You have to balance your budget. The Government of Canada doesn't have to balance a budget, so perhaps we should put the Government of Canada in default management. I will be totally—

9:35 a.m.

Chief, Swampy Cree Tribal Council

Chief Arlen Dumas

I'll second that motion.

9:35 a.m.

Voices

Oh, oh!

9:35 a.m.

Conservative

Arnold Viersen Conservative Peace River—Westlock, AB

Although I don't want to start circling the drain. I've seen what happens when first nations are in....

When the other chief talks about the sins of the past and having to deal with that, that's exactly what we're going to be dealing with. Our children and grandchildren are going to be saddled with this debt so we can live high on the hog today, and they can pay for it later. I totally understand where you're coming from on that. I rant about that all the time. I will second your motion that we should put the government under default management indefinitely.

Beyond that, to get back to my line of questioning earlier, the money has to be accounted for in some way. There are these tripwires that are there. If these tripwires were to stay the same as they are.... I see there are big advantages in trying to reduce the reporting load that is placed on the bands. To me, it seems you are the most audited and reported folks in this country. There's no doubt about that. We could talk about those things, but that's not what the motion is about today. The motion is about the third party management policy and how we change that.
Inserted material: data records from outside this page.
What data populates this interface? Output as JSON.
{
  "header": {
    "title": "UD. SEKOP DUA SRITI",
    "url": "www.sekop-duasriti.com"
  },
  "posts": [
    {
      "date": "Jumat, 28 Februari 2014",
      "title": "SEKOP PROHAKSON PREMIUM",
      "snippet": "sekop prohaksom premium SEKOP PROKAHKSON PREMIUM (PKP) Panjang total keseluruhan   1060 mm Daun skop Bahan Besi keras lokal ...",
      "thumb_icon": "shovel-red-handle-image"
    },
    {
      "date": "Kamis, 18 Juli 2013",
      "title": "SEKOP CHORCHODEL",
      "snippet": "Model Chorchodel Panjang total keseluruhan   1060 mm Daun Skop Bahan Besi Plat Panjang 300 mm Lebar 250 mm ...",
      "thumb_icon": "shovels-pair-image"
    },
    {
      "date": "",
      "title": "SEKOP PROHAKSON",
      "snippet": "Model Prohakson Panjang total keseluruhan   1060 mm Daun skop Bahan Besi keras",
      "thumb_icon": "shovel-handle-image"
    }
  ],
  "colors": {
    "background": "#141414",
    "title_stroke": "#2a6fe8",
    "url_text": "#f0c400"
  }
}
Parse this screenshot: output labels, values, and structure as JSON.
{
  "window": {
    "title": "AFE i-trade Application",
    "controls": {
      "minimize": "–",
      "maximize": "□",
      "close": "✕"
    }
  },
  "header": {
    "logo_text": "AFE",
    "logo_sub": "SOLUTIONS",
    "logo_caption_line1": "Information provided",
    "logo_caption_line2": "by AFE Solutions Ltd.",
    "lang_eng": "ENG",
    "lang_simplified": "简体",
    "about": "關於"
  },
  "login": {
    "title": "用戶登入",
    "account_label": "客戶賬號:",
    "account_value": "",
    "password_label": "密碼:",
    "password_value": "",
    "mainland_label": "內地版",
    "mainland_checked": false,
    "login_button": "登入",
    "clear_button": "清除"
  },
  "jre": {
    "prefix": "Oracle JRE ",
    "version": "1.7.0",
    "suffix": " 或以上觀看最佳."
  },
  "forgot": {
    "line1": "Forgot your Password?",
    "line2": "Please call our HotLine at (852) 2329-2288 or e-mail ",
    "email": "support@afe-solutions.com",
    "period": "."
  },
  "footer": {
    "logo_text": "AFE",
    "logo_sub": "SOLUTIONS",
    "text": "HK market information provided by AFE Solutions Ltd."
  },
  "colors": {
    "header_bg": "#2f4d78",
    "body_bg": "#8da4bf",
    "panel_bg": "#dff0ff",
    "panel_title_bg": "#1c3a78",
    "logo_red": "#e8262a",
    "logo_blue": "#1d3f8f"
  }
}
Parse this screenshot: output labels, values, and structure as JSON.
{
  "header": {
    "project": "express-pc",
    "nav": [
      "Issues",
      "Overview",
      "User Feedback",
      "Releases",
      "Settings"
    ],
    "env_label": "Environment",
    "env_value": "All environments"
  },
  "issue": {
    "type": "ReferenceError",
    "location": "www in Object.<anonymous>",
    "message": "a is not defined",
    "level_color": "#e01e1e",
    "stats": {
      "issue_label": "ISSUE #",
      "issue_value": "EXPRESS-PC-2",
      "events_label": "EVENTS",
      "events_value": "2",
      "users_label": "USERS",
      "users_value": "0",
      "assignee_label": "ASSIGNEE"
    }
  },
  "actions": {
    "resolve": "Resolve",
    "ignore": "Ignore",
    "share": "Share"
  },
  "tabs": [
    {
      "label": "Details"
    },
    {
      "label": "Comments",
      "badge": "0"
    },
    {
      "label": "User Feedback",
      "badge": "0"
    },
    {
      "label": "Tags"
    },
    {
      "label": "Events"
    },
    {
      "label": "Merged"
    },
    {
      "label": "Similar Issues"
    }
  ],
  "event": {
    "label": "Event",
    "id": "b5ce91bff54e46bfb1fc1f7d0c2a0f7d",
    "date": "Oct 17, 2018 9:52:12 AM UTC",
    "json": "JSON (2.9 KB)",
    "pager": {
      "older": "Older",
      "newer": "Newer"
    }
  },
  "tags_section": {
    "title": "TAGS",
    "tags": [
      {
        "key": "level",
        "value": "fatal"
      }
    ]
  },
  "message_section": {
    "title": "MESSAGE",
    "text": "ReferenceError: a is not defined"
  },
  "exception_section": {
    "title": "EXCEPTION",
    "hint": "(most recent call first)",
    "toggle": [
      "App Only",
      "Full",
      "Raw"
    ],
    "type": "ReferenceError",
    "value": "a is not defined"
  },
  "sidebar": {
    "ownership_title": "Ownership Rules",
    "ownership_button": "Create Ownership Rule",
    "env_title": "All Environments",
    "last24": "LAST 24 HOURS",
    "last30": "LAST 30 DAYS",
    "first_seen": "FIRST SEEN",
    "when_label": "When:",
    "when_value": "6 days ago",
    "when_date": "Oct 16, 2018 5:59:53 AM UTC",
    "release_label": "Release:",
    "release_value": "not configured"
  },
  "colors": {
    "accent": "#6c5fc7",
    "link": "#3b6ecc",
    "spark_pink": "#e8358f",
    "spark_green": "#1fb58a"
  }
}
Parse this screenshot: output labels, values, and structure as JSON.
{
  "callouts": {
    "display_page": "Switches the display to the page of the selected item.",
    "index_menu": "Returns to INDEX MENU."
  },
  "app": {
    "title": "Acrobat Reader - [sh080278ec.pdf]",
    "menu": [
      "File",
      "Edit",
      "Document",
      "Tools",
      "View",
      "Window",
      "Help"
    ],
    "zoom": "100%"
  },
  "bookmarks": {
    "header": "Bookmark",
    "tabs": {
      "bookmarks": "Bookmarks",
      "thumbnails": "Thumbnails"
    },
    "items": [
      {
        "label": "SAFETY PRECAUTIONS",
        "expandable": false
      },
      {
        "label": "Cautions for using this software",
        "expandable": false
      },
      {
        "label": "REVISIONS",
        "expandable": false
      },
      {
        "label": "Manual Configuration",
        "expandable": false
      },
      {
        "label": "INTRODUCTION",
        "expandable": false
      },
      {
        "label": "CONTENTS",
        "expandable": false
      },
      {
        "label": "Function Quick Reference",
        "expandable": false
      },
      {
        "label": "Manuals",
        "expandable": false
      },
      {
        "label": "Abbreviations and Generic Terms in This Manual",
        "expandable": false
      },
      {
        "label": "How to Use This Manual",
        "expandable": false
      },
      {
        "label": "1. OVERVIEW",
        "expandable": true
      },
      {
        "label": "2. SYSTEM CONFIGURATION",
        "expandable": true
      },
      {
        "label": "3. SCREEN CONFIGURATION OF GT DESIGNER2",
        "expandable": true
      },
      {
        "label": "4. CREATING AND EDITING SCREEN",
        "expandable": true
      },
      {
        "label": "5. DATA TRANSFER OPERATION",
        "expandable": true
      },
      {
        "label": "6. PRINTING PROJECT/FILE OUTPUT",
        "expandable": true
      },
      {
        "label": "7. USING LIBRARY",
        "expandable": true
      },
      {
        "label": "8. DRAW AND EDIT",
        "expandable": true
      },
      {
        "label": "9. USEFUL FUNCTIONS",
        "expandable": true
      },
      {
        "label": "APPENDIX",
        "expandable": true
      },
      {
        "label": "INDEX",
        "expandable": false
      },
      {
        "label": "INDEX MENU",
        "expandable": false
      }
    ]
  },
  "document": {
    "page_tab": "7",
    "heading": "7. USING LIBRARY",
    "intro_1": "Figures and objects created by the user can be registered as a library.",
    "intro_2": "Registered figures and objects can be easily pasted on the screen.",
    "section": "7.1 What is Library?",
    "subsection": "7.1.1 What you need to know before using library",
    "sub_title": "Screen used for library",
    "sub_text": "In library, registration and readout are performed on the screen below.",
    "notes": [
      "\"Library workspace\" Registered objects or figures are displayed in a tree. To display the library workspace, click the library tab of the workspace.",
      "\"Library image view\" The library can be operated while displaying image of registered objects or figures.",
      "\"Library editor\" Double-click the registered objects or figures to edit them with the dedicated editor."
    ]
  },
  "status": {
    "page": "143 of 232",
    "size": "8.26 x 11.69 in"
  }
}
Do you have unique solutions?

I know that in the past study on suicide, we heard that pretty much everybody in every community is on Facebook. There might be avenues to communicate through Facebook. I know that every first nation person has an ID card with a bar code on it. There might be abilities to transfer the funds right to their ID card.

Have you thought of that at all in terms of, if you trip one of these wires, what can we change to get...? Rather than bringing in a third party manager, what other things could we do?

9:35 a.m.

Grand Chief, Swampy Cree Tribal Council

Grand Chief Nelson Genaille

This is the question that.... Auditing firms, companies, they help and assist with reporting requirements with agencies, funders. They're the demise of their own operation.

Basically, if they put me in third party management, it's giving themselves a job to do that. That's basically what it is. The funding we get is grant funding to look after our people. We're trying to explain to you that we're being underfunded.

9:35 a.m.

Conservative

Arnold Viersen Conservative Peace River—Westlock, AB

Then you go in third party management and you lose another 10%.

9:35 a.m.

Grand Chief, Swampy Cree Tribal Council

Grand Chief Nelson Genaille

Lose another 10% and then you're still caught in that system. Give me economic dollars to operate my own business. Currently in O and M, I'm funding myself for the operation and maintenance of my homes. Same thing with education. I had the luxury of providing sponsorship to people who want to go out and get educated. I have to do it from my own source funding. When do I get my money back from the Government of Canada for underfunding me? That's the same question I had for Minister Bennett.

For six years my business was waiting for operation. Six times six, that's $36 million I lost. When do I get that back? In regard to default management, it's the reporting requirements. You have to jump through hoops and open the doors. By the time you're done opening the door, it's fiscal year-end basically.

9:40 a.m.

Liberal

The Chair Liberal MaryAnn Mihychuk

Next—